The wide angle on my Fuji XT1 just wasn’t able to do the vastness of the Mongolian landscape justice so I pulled out my iPhone and shot another panorama.
Seemed like a really odd place for a hut to be which made it perfect for a photographer.
Given the heat, landscape and the fact we had FORGOTTEN to stock up on WATER this seemed like the perfect way to communicate all that.
After doing his best to wash the gasoline out of his helmet, Brandon air dried the foam pieces on the back of his bike. It didn’t take long in this environment. Now he tried to reassemble it feeling what might have been the onset of heatstroke.
Perhaps my most memorable moment in Mongolia: a dehydrated, absolutely sun-fucked me sharing a shadeless desert flat with stray dogs and birds of pray that looked on enviously as a borderline heatstroke victim sucked the only remaining liquid, tuna-juice, out of a can that split open and leaked all over his backpack. This is how this stretch of road earned the name, The Tuna Flats. At least I had enough wits about me to ask Brandon for a picture. We were getting into the silly zone and needed water BAD!
Probably a vulture waiting for Brandon and I to die of dehydration.
It constantly amazed me how quicly the terrain changed in Mongolia.
Despite being hot, dry and thirsty, this was one of my favourite landscapes.
The only kind of clouds you really get in Korea are the overcast kind. I was mesmerized by these puffy giants.
Puffy Clouds Blue Skies Mongolia
Finally we reached the bend of the river we had been beelining towards for days. It was the greenest thing we had seen in Mongolia since our arrival.
Horses Drinking in a Mongolian River
What are the odds that when we happen to get our first flat tire, which we have ZEOR experience fixing, the first people we’ve seen all day come rolling over a rocky ridgeline and show us how to fix it. Amazing.
I don’t usually get excited about bridges. There must be more than 20 of them that traverse the Han River in Seoul. This was the first bridge we saw in Mongolia and to me it was quite an awe inspiring symbol of modern civilization.
Wild camels in Mongolia – well I’ll be….
CIVILIZATION!!! Maybe we weren’t going to dye of dehydration after all!
A fairly typical Mongolian town. We found water. A boy found us.
The Mongolian boy who came running up to greet us spoke some English. He self assigned himself as our host and took our photo.
We asked if there was a place to sleep in town and he took as to a spot.
You haven’t seen road erosion until you’ve visited Mongolia.
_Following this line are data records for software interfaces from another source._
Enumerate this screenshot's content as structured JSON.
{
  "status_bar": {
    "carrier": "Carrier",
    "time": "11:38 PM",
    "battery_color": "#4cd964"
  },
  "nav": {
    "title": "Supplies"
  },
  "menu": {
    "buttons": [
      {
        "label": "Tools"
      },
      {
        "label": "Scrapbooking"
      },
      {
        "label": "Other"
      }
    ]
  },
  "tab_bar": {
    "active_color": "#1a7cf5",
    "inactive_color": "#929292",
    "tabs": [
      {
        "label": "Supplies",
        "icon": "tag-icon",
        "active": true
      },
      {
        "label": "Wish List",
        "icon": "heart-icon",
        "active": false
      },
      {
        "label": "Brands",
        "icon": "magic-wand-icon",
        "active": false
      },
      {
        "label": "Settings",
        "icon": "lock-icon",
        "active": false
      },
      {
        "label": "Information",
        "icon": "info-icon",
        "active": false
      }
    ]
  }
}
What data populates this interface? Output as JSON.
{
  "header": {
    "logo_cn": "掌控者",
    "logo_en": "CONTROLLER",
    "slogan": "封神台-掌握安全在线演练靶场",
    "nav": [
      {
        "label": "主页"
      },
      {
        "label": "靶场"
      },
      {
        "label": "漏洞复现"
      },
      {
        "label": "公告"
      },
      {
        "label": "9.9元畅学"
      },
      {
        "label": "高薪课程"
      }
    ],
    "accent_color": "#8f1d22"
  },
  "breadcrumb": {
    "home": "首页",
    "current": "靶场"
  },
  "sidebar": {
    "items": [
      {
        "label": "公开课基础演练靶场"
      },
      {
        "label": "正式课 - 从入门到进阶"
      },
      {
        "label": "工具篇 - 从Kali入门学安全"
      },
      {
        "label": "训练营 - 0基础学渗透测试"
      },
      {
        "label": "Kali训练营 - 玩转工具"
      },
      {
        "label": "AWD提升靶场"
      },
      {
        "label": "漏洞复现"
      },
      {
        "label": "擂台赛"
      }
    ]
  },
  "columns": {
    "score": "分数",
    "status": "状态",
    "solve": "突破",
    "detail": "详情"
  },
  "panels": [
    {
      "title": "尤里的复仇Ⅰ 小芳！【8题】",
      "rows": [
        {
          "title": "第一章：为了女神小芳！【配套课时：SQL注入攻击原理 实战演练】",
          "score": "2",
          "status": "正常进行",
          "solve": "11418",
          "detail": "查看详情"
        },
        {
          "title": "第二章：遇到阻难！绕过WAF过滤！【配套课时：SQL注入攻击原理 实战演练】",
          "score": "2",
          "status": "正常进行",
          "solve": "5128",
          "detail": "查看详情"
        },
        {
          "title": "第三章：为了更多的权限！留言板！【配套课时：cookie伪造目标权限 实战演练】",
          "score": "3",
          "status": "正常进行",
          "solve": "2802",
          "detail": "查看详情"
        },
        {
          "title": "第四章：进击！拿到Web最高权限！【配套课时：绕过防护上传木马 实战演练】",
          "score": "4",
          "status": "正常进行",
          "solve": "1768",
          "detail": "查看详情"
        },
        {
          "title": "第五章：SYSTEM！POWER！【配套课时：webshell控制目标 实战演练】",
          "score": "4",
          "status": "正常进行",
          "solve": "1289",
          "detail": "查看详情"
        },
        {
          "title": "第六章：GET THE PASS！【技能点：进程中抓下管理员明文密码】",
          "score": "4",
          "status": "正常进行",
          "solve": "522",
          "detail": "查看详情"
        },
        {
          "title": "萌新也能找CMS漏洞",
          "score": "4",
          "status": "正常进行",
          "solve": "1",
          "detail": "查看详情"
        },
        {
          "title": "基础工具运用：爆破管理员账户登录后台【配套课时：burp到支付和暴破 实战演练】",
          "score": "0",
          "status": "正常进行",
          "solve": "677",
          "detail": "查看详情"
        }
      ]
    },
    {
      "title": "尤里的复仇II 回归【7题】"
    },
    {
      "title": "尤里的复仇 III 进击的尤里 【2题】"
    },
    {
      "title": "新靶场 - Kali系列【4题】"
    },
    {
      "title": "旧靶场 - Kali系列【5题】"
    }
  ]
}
Here in the middle of town, a channel big enough to swallow a city bus has formed. Note the exposed piping Brandon is mooning the camera to give a sense of scale. You could fit 55 mooning Brandons into this crevasse.
We were initially disappointed with this hotel as we were lead to believe from the exterior that the rooms came with a view of the stars, instead we had standard ceilings. The staff/locals however were very welcoming.
As you can see the hotel went with a very sheik minimalist concept. Here Brandon is trying out his Mongolian phrase book.
A construction worker from the adjacent room joins us for cocktails (orange juice and vodka) and educates us on some of the cornerstones of Mongolian culture.
— LINKS —
As I piece together this journey my google searches for spellings, facts and locations have lead me to some great stories by others about their time in Mongolia. I’d like to share them here:
- Benji shares a story filled with far more hardship than mine and understandably so as he spent a month biking through Mongolia solo. He has beautifully put into words much of what I have tried to capture in photos. I admire his blunt, honest and slightly melancholy style.